Count the lines below that contain "JSON". Answer with the number alone.

## Entries provided

━━━

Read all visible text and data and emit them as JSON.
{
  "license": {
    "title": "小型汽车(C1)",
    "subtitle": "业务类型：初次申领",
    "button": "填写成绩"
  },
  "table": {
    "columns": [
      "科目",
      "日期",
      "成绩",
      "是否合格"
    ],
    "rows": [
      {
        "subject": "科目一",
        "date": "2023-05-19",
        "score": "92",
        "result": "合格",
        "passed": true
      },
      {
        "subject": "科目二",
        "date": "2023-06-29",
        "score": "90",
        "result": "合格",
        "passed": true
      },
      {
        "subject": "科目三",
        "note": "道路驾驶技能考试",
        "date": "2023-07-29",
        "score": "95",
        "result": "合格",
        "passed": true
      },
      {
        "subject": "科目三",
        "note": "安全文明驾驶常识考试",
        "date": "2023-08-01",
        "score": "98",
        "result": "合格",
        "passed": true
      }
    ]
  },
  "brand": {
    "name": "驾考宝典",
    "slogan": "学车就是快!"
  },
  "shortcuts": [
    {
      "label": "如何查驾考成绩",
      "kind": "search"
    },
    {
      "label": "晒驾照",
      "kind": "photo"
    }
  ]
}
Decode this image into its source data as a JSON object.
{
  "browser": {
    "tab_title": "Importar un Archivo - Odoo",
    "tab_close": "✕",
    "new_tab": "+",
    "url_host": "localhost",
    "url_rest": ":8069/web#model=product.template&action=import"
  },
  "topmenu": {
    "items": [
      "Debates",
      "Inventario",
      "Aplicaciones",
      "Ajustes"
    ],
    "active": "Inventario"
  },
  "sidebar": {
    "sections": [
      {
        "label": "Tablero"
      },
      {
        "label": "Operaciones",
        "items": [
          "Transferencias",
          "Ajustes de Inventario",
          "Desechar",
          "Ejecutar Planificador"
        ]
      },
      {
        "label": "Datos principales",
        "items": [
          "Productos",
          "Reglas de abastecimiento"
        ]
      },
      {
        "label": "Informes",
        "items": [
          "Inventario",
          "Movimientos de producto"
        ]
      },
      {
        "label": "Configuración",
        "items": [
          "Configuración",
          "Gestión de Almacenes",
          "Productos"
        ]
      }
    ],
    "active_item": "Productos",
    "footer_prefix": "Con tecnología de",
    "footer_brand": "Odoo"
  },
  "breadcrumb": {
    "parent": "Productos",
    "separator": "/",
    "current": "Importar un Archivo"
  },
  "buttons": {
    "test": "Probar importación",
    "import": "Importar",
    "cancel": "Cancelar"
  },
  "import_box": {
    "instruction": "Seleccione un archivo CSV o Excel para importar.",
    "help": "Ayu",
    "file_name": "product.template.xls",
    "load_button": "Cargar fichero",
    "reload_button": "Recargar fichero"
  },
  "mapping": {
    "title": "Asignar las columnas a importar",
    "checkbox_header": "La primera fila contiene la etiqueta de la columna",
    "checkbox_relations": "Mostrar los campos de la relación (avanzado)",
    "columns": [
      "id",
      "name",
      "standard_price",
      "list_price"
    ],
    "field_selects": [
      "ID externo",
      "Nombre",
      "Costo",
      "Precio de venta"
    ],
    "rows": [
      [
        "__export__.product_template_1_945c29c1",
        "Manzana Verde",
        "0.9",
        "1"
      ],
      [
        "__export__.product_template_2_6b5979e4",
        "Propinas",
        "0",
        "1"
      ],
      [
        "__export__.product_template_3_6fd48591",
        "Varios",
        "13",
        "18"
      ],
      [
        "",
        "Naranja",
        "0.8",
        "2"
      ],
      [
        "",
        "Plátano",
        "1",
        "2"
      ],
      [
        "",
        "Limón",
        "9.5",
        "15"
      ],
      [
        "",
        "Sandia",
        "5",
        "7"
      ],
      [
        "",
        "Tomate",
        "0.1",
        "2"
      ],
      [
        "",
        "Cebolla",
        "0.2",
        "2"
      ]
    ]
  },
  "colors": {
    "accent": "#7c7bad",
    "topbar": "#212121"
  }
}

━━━

## Your response
2